[Records from a data source]
_ _ _ _ _

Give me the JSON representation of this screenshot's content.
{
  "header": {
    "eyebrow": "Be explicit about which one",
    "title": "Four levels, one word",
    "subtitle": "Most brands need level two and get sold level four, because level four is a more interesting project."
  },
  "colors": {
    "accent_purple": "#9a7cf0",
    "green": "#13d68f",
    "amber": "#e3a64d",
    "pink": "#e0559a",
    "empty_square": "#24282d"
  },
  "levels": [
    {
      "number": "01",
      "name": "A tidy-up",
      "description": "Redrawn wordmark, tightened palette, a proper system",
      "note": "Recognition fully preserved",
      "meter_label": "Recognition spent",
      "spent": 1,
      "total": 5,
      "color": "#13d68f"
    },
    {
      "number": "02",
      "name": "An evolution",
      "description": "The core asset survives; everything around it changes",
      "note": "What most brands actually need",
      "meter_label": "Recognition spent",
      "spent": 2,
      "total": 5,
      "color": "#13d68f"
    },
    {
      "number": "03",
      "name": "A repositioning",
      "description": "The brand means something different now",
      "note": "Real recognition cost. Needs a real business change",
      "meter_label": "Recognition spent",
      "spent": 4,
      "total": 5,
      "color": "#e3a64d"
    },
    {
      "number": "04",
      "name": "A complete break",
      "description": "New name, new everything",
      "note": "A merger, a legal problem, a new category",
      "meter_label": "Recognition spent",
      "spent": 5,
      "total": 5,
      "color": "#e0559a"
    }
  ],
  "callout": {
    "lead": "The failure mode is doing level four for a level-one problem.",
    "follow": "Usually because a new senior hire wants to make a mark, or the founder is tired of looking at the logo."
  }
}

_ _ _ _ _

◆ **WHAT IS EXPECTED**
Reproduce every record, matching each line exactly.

◆ **TASK RESULT**
Give me the JSON representation of this screenshot's content.
{
  "header": {
    "eyebrow": "Be explicit about which one",
    "title": "Four levels, one word",
    "subtitle": "Most brands need level two and get sold level four, because level four is a more interesting project."
  },
  "colors": {
    "accent_purple": "#9a7cf0",
    "green": "#13d68f",
    "amber": "#e3a64d",
    "pink": "#e0559a",
    "empty_square": "#24282d"
  },
  "levels": [
    {
      "number": "01",
      "name": "A tidy-up",
      "description": "Redrawn wordmark, tightened palette, a proper system",
      "note": "Recognition fully preserved",
      "meter_label": "Recognition spent",
      "spent": 1,
      "total": 5,
      "color": "#13d68f"
    },
    {
      "number": "02",
      "name": "An evolution",
      "description": "The core asset survives; everything around it changes",
      "note": "What most brands actually need",
      "meter_label": "Recognition spent",
      "spent": 2,
      "total": 5,
      "color": "#13d68f"
    },
    {
      "number": "03",
      "name": "A repositioning",
      "description": "The brand means something different now",
      "note": "Real recognition cost. Needs a real business change",
      "meter_label": "Recognition spent",
      "spent": 4,
      "total": 5,
      "color": "#e3a64d"
    },
    {
      "number": "04",
      "name": "A complete break",
      "description": "New name, new everything",
      "note": "A merger, a legal problem, a new category",
      "meter_label": "Recognition spent",
      "spent": 5,
      "total": 5,
      "color": "#e0559a"
    }
  ],
  "callout": {
    "lead": "The failure mode is doing level four for a level-one problem.",
    "follow": "Usually because a new senior hire wants to make a mark, or the founder is tired of looking at the logo."
  }
}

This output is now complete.